It has been known for sometime now that neuron connections are being established and reinforced in the human brain based on one experience – also known as “synaptic plasticity.” Do you remember your first bicycle ride? Once you learned it you will never forget. The team working on the Blue Brain Project at EPFL, led by Professor Henry Markman, however, is offering new evidence that this may not be the whole story. The scientists were able to prove that small clusters of pyramidal neurons in the neocortex interconnect according to a set of immutable and relatively rules. A complete discovery of this process was published in the last issue of the Proceedings of the National Academy of Sciences.
Each cluster contains about fifty neurons plus or minus. The scientists look at them as essential building blocks, which contain kind of in themselves a kind of fundamental, innate knowledge. For instance, certain physical experiences of this world. Mr. Markman says: “This could explain why we all share similar perceptions of physical reality, while our memories reflect our individual experiences.”
The principle determining the formation of these microcircuits is astonishingly simple. Basically, when two neurons are each connected to the same neighboring neuron, the probability that they are also interconnected is greater than average. The researchers were able to build a statistical model based on this observation.
During the experiment different rats have presented similar characteristics with neuronal circuits. If the circuits had only been formed from the experiences lived by the different animals, the values should have diverged considerably from one individual to another. That means that neuronal connectivity must in some way have been programmed in advance.
“Since John Lock, about 400 years ago, research into how the brain learns and remembers has been guided by the belief that we start from a clean slate and then print memories with each new experience. The idea that memory is like building lego with fundamental building blocks of knowledge opens up an entirely new door for research”, explains Markram.
Current technology is now allowing us to qualify the “tabula rasa” hypothesis, which argues that our brains are a “blank slate” at birth, and we only gain knowledge through experience. It’s an idea that has permeated science for centuries. There is no question that knowledge, in the sense that we typically understand it (reading and writing, recognizing our friends, learning a language), is the result of our experiences.
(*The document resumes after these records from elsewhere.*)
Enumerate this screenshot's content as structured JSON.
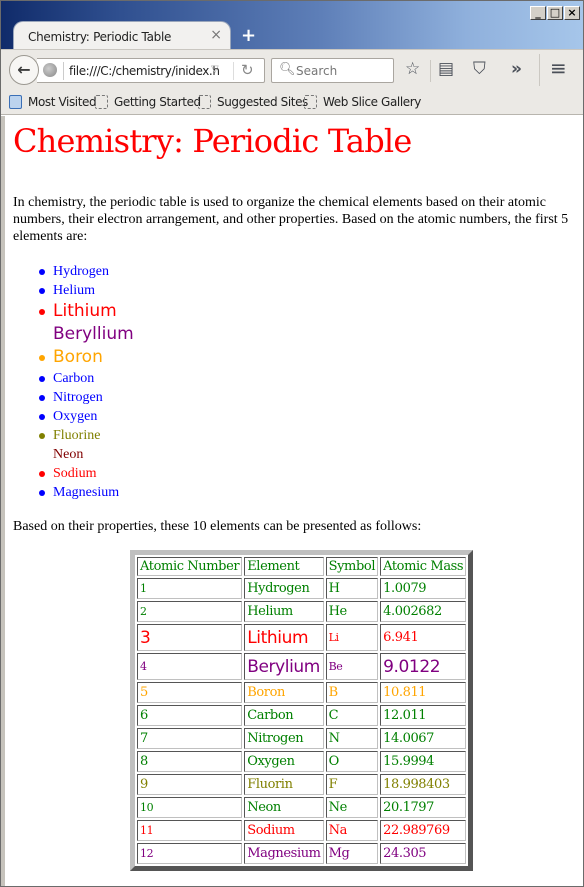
{
  "browser": {
    "tab_title": "Chemistry: Periodic Table",
    "tab_close": "×",
    "new_tab": "+",
    "url": "file:///C:/chemistry/inidex.h",
    "search_placeholder": "Search",
    "window_controls": {
      "minimize": "_",
      "maximize": "□",
      "close": "×"
    },
    "icons": {
      "back": "←",
      "reload": "↻",
      "dropdown": "▽",
      "search": "⚲",
      "bookmark_star": "☆",
      "reading_list": "▤",
      "pocket": "⛉",
      "overflow": "»",
      "menu": "≡"
    },
    "bookmarks": [
      "Most Visited",
      "Getting Started",
      "Suggested Sites",
      "Web Slice Gallery"
    ]
  },
  "page": {
    "title": "Chemistry: Periodic Table",
    "intro": "In chemistry, the periodic table is used to organize the chemical elements based on their atomic numbers, their electron arrangement, and other properties. Based on the atomic numbers, the first 5 elements are:",
    "list": [
      {
        "name": "Hydrogen",
        "color": "#0000ff",
        "bullet": true,
        "big": false
      },
      {
        "name": "Helium",
        "color": "#0000ff",
        "bullet": true,
        "big": false
      },
      {
        "name": "Lithium",
        "color": "#ff0000",
        "bullet": true,
        "big": true
      },
      {
        "name": "Beryllium",
        "color": "#800080",
        "bullet": false,
        "big": true
      },
      {
        "name": "Boron",
        "color": "#ffa500",
        "bullet": true,
        "big": true
      },
      {
        "name": "Carbon",
        "color": "#0000ff",
        "bullet": true,
        "big": false
      },
      {
        "name": "Nitrogen",
        "color": "#0000ff",
        "bullet": true,
        "big": false
      },
      {
        "name": "Oxygen",
        "color": "#0000ff",
        "bullet": true,
        "big": false
      },
      {
        "name": "Fluorine",
        "color": "#808000",
        "bullet": true,
        "big": false
      },
      {
        "name": "Neon",
        "color": "#800000",
        "bullet": false,
        "big": false
      },
      {
        "name": "Sodium",
        "color": "#ff0000",
        "bullet": true,
        "big": false
      },
      {
        "name": "Magnesium",
        "color": "#0000ff",
        "bullet": true,
        "big": false
      }
    ],
    "outro": "Based on their properties, these 10 elements can be presented as follows:",
    "table": {
      "header_color": "#008000",
      "headers": [
        "Atomic Number",
        "Element",
        "Symbol",
        "Atomic Mass"
      ],
      "rows": [
        {
          "cells": [
            "1",
            "Hydrogen",
            "H",
            "1.0079"
          ],
          "color": "#008000",
          "styles": [
            "small",
            "",
            "",
            ""
          ]
        },
        {
          "cells": [
            "2",
            "Helium",
            "He",
            "4.002682"
          ],
          "color": "#008000",
          "styles": [
            "small",
            "",
            "",
            ""
          ]
        },
        {
          "cells": [
            "3",
            "Lithium",
            "Li",
            "6.941"
          ],
          "color": "#ff0000",
          "styles": [
            "big",
            "big",
            "small",
            ""
          ]
        },
        {
          "cells": [
            "4",
            "Berylium",
            "Be",
            "9.0122"
          ],
          "color": "#800080",
          "styles": [
            "small",
            "big",
            "small",
            "big"
          ]
        },
        {
          "cells": [
            "5",
            "Boron",
            "B",
            "10.811"
          ],
          "color": "#ffa500",
          "styles": [
            "",
            "",
            "",
            ""
          ]
        },
        {
          "cells": [
            "6",
            "Carbon",
            "C",
            "12.011"
          ],
          "color": "#008000",
          "styles": [
            "",
            "",
            "",
            ""
          ]
        },
        {
          "cells": [
            "7",
            "Nitrogen",
            "N",
            "14.0067"
          ],
          "color": "#008000",
          "styles": [
            "",
            "",
            "",
            ""
          ]
        },
        {
          "cells": [
            "8",
            "Oxygen",
            "O",
            "15.9994"
          ],
          "color": "#008000",
          "styles": [
            "",
            "",
            "",
            ""
          ]
        },
        {
          "cells": [
            "9",
            "Fluorin",
            "F",
            "18.998403"
          ],
          "color": "#808000",
          "styles": [
            "",
            "",
            "",
            ""
          ]
        },
        {
          "cells": [
            "10",
            "Neon",
            "Ne",
            "20.1797"
          ],
          "color": "#008000",
          "styles": [
            "small",
            "",
            "",
            ""
          ]
        },
        {
          "cells": [
            "11",
            "Sodium",
            "Na",
            "22.989769"
          ],
          "color": "#ff0000",
          "styles": [
            "small",
            "",
            "",
            ""
          ]
        },
        {
          "cells": [
            "12",
            "Magnesium",
            "Mg",
            "24.305"
          ],
          "color": "#800080",
          "styles": [
            "small",
            "",
            "",
            ""
          ]
        }
      ]
    }
  }
}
But the EPFL team’s work demonstrates that some of our fundamental representations or basic knowledge is inscribed in our genes. This discovery redistributes the balance between innate and acquired, and represents a considerable advance in our understanding of how the brain works.